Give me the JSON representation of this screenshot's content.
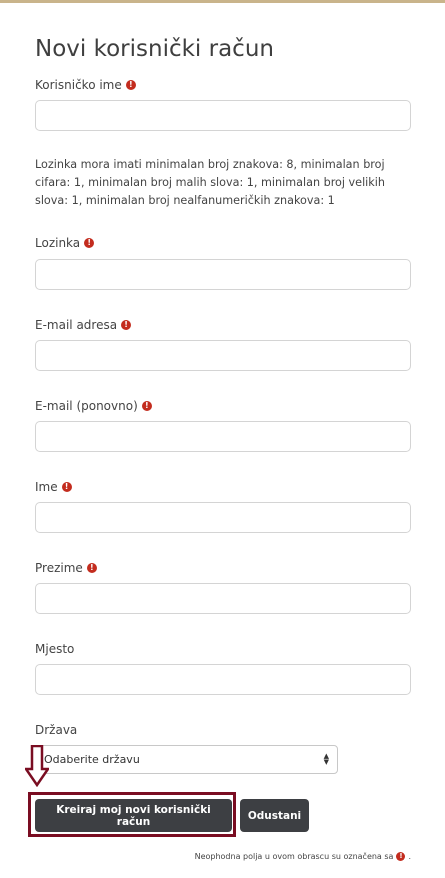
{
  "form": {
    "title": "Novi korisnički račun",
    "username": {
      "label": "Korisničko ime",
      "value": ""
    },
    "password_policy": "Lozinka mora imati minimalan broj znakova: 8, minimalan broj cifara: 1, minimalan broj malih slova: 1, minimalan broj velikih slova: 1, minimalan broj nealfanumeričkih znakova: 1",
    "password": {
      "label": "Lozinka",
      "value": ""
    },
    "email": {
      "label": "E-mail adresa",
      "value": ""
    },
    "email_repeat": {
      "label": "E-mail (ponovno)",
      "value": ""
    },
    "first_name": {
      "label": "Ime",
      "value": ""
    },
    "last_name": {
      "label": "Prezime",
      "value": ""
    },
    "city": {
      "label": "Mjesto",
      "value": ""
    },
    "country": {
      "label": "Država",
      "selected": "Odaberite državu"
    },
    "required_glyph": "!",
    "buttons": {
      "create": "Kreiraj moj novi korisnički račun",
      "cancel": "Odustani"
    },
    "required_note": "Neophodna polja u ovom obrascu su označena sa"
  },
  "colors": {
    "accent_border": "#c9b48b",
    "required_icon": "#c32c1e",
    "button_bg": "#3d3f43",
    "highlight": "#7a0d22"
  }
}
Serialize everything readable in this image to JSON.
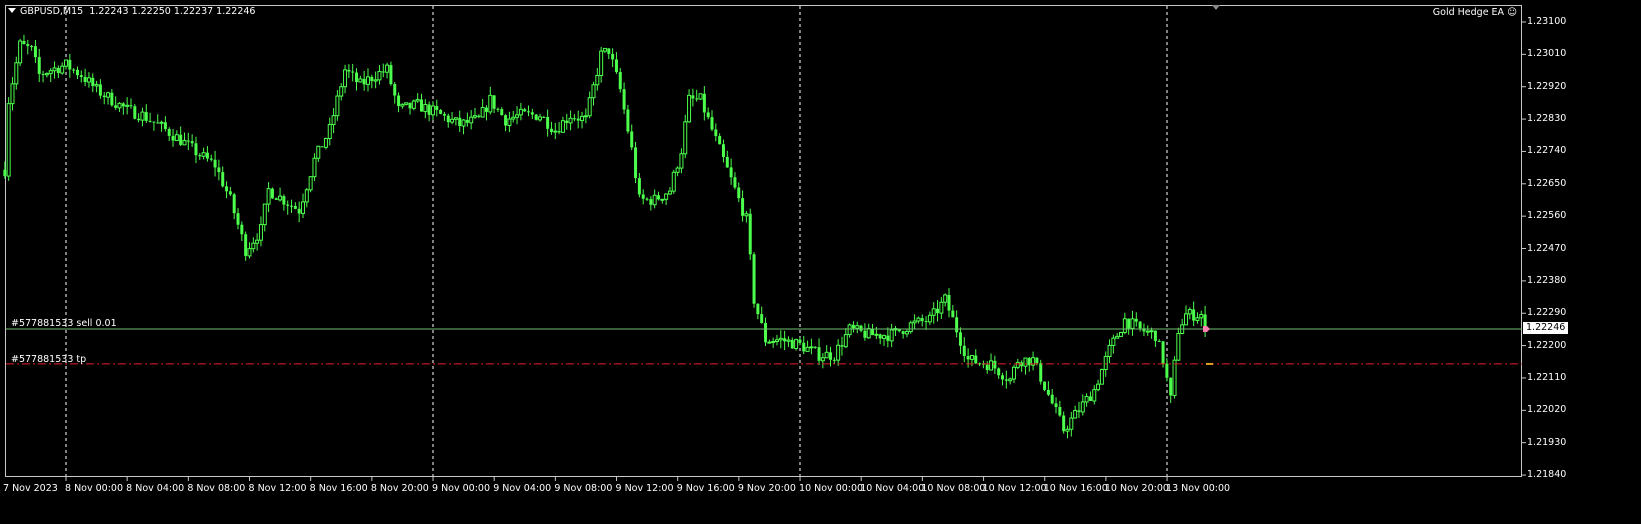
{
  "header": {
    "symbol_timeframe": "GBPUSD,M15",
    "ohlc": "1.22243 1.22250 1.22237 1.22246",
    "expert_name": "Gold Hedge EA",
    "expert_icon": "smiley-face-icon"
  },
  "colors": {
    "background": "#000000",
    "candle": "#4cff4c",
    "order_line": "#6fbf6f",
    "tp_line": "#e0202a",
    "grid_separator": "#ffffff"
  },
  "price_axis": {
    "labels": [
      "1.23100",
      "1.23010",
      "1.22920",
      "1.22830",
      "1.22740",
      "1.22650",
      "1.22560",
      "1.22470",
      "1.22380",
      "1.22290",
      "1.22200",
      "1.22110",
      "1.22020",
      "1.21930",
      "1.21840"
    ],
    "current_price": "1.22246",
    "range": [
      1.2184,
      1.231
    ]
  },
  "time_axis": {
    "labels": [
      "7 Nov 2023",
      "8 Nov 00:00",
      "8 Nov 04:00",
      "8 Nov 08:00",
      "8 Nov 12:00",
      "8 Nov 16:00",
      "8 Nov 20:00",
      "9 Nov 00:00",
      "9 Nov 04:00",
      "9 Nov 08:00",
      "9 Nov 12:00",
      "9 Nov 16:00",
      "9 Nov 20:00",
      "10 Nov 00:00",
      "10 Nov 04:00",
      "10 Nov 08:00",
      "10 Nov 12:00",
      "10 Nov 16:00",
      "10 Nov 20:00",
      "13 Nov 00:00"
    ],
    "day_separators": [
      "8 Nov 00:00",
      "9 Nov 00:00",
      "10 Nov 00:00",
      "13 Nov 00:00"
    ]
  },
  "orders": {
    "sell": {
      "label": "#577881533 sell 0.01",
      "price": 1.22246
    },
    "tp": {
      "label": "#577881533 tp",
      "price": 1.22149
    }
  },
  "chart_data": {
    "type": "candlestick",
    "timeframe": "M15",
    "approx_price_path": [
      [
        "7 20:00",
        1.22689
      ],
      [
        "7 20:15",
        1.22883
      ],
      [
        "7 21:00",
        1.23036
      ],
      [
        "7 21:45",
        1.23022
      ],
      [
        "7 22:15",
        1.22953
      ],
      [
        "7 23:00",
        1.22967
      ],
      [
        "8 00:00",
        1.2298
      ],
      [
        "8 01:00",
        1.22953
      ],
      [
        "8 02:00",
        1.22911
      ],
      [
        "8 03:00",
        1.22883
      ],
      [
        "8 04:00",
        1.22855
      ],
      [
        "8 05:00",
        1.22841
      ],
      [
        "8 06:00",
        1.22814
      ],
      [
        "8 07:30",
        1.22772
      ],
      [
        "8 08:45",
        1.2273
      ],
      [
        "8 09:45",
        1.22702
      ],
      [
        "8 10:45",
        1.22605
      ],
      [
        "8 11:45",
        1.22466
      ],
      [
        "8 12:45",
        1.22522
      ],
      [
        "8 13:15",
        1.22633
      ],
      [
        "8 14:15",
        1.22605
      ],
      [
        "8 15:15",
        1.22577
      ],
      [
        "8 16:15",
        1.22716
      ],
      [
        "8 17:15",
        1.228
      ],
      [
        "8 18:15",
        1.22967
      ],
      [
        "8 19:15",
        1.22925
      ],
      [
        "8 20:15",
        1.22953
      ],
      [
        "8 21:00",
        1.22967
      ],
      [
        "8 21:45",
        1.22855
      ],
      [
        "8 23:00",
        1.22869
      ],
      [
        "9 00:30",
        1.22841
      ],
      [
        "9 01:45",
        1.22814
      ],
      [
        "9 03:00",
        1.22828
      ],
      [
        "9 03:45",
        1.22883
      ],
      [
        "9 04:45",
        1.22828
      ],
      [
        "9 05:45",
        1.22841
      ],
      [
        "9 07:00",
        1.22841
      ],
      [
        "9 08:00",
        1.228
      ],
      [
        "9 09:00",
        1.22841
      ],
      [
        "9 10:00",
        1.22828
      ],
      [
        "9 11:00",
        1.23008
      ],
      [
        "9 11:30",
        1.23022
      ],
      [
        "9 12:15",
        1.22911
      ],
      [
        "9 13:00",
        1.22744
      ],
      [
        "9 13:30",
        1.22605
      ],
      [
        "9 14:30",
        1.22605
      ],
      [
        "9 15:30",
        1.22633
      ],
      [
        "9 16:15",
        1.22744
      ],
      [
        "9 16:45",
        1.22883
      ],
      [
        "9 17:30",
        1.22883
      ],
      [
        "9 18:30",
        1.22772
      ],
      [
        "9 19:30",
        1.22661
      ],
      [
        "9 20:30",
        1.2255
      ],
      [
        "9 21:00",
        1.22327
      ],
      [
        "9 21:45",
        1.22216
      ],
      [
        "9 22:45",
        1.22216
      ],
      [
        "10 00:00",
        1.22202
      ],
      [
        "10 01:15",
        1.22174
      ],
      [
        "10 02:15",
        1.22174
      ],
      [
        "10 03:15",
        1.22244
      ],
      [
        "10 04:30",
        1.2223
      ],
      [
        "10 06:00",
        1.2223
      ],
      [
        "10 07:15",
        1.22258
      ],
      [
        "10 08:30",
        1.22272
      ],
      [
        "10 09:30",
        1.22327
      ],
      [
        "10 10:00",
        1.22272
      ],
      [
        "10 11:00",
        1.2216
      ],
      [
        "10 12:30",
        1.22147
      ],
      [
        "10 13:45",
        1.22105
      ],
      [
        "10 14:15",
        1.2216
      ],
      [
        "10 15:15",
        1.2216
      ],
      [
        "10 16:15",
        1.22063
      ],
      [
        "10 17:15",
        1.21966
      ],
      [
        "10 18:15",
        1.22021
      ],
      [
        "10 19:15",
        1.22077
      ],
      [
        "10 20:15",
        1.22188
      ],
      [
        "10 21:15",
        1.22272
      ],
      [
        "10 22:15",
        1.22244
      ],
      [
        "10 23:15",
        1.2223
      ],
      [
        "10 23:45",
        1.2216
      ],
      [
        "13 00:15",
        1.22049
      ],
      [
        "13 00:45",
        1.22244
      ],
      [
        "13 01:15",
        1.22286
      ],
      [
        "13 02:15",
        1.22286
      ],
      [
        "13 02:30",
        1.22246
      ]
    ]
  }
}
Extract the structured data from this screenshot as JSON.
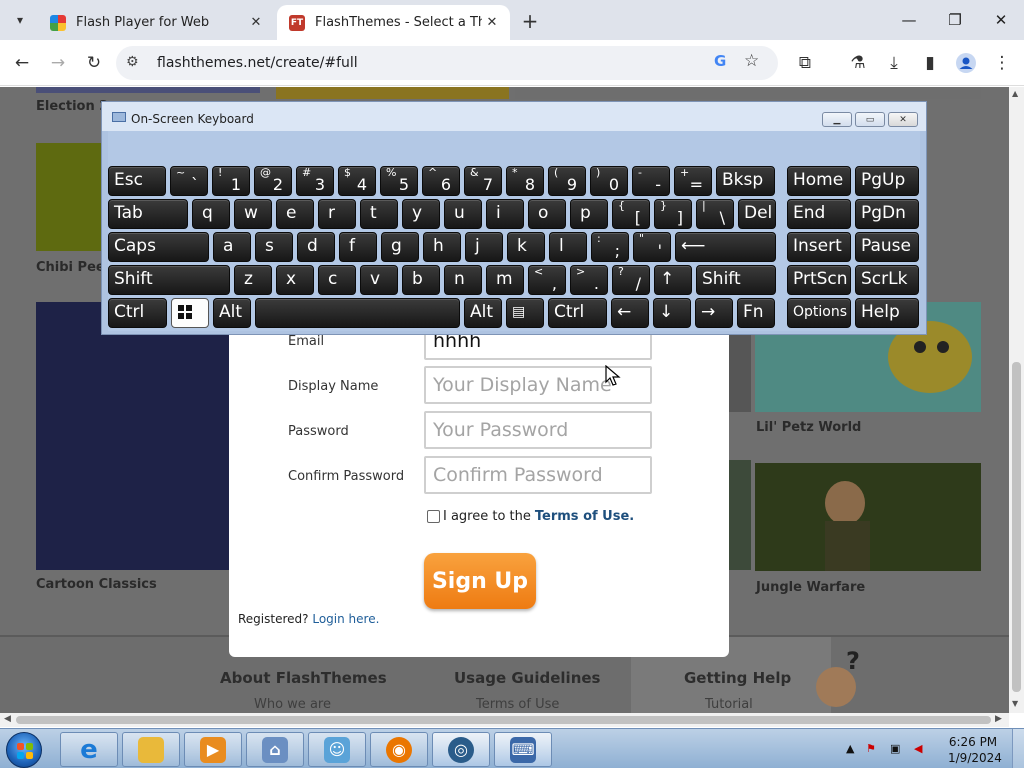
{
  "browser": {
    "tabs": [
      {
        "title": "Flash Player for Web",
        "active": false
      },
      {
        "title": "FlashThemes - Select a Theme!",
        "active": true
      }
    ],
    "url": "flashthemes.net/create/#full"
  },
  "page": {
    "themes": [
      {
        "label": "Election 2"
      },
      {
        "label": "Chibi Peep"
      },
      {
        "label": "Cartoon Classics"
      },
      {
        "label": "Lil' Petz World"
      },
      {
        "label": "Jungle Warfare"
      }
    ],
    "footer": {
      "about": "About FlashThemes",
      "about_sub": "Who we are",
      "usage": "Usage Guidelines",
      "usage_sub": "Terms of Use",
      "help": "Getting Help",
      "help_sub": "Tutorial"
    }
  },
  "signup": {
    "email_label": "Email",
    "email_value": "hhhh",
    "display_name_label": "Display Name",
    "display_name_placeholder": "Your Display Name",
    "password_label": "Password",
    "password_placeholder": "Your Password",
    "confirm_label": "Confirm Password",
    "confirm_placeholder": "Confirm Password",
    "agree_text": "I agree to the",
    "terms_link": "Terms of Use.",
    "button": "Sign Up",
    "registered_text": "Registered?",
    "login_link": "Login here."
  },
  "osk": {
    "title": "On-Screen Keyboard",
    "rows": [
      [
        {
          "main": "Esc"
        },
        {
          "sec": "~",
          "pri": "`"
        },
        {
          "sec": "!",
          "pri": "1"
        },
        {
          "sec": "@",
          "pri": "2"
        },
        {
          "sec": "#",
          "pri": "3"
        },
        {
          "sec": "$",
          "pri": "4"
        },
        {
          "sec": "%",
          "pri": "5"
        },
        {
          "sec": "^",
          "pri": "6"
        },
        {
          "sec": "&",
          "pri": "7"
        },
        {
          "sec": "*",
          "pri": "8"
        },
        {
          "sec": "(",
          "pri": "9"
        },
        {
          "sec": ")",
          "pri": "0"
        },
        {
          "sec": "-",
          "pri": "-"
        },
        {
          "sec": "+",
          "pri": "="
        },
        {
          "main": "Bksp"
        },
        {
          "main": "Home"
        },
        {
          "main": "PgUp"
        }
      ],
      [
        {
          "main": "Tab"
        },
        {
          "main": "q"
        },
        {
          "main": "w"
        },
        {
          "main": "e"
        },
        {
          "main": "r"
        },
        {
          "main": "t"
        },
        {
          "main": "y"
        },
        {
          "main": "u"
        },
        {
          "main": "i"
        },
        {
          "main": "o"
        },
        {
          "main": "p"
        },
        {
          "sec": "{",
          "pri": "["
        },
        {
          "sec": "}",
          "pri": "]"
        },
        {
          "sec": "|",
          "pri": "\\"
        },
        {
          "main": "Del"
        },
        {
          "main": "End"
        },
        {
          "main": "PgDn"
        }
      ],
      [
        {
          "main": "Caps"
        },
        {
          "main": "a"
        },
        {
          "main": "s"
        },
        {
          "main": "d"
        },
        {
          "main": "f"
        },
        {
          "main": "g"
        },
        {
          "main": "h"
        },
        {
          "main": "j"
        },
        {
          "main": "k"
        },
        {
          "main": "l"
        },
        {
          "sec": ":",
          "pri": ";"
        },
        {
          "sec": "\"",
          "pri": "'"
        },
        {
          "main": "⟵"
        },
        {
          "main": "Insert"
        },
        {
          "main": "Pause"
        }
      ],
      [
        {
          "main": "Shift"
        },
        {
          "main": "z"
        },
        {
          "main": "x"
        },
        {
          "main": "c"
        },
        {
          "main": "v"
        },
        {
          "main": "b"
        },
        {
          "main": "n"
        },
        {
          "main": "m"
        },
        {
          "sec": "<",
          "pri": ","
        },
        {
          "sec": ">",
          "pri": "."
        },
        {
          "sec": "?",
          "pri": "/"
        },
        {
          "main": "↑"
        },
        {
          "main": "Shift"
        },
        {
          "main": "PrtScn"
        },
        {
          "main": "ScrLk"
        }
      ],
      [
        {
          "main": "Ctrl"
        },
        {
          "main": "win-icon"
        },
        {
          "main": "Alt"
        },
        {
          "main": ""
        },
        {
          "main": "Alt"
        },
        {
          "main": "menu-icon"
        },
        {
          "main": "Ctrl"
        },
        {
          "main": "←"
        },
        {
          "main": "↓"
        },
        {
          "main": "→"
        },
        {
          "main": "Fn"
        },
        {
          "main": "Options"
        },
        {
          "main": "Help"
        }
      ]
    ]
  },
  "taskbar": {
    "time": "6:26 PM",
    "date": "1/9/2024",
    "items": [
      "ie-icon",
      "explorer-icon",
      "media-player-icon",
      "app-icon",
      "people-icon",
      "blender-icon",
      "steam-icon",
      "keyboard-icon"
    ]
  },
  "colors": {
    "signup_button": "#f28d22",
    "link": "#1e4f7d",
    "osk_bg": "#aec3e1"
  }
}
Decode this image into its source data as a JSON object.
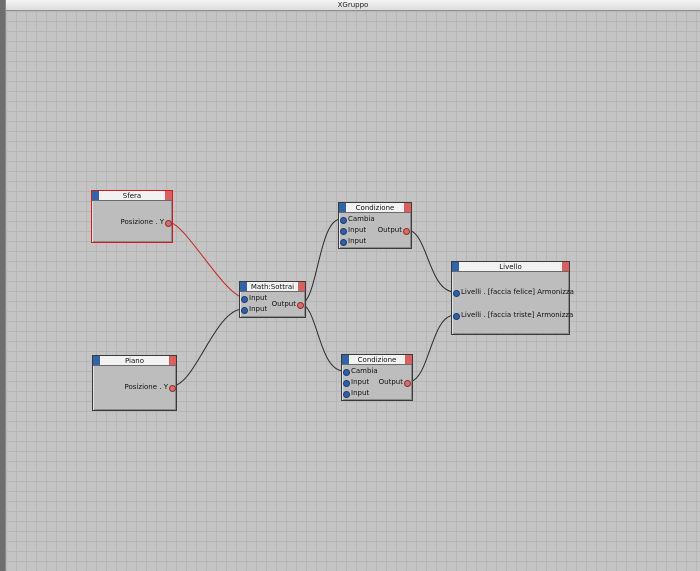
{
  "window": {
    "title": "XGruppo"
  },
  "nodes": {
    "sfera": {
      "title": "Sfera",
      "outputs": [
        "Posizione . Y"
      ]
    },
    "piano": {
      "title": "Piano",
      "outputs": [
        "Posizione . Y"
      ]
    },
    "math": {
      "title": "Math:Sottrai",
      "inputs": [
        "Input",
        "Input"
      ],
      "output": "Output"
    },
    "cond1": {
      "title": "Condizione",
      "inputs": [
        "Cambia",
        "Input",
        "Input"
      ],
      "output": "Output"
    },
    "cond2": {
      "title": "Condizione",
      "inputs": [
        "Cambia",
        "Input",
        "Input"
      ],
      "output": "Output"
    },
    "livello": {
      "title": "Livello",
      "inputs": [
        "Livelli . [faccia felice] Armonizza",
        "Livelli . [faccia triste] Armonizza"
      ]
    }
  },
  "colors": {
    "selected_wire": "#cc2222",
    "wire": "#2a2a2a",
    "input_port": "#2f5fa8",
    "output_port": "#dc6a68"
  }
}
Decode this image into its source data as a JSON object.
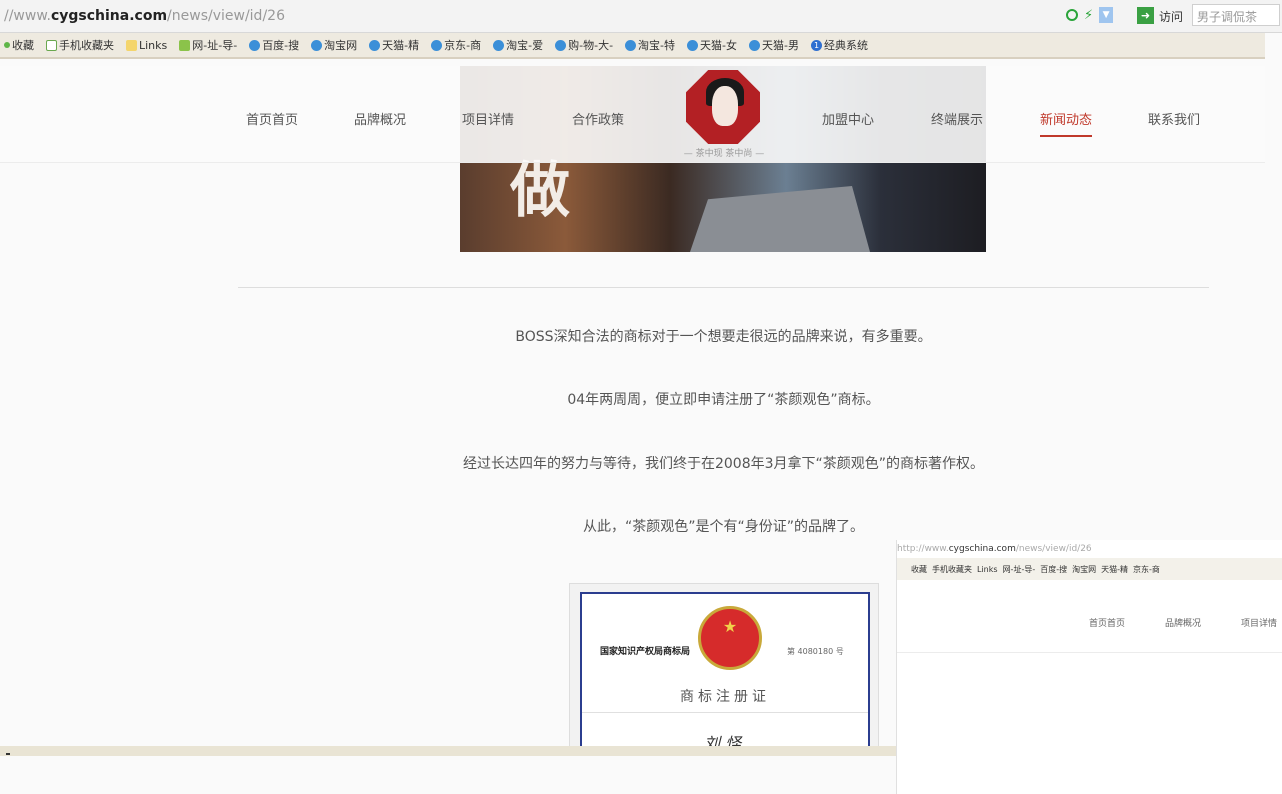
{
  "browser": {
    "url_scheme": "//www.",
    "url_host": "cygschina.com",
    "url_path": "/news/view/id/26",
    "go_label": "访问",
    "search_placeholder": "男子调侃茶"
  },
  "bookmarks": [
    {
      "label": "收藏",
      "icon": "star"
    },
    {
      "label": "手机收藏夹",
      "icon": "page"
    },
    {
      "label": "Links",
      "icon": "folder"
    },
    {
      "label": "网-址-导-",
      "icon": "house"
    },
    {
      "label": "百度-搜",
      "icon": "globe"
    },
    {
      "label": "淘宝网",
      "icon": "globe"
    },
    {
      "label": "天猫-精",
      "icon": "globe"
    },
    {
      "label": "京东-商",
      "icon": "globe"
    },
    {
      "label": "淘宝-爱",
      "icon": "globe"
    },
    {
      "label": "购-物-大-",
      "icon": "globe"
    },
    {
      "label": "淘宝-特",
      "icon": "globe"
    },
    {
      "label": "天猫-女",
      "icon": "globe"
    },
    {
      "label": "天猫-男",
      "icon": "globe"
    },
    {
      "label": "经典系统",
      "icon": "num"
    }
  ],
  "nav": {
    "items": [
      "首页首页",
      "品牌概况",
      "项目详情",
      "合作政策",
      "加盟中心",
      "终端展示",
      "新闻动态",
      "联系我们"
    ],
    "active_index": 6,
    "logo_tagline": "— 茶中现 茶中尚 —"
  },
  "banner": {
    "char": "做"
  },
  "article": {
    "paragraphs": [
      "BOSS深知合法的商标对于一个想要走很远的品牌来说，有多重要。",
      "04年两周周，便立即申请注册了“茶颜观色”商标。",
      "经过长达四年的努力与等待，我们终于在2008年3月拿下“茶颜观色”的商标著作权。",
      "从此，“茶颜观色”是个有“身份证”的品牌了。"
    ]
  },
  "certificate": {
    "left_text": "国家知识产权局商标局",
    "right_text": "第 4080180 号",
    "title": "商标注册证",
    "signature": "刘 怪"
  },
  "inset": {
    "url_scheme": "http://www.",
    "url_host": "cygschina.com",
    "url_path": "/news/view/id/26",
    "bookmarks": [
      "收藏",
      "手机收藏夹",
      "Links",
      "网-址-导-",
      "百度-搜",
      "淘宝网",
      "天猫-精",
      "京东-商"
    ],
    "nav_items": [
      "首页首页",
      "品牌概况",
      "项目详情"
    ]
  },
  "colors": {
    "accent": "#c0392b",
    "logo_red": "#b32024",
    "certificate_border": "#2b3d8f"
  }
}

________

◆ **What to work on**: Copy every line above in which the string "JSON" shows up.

◆ **Written reply**:
Give me the JSON representation of this screenshot's content.
Serialize everything readable in this image to JSON.
Extract the structured data from this screenshot as JSON.
Decode this image into its source data as a JSON object.
Decode this image into its source data as a JSON object.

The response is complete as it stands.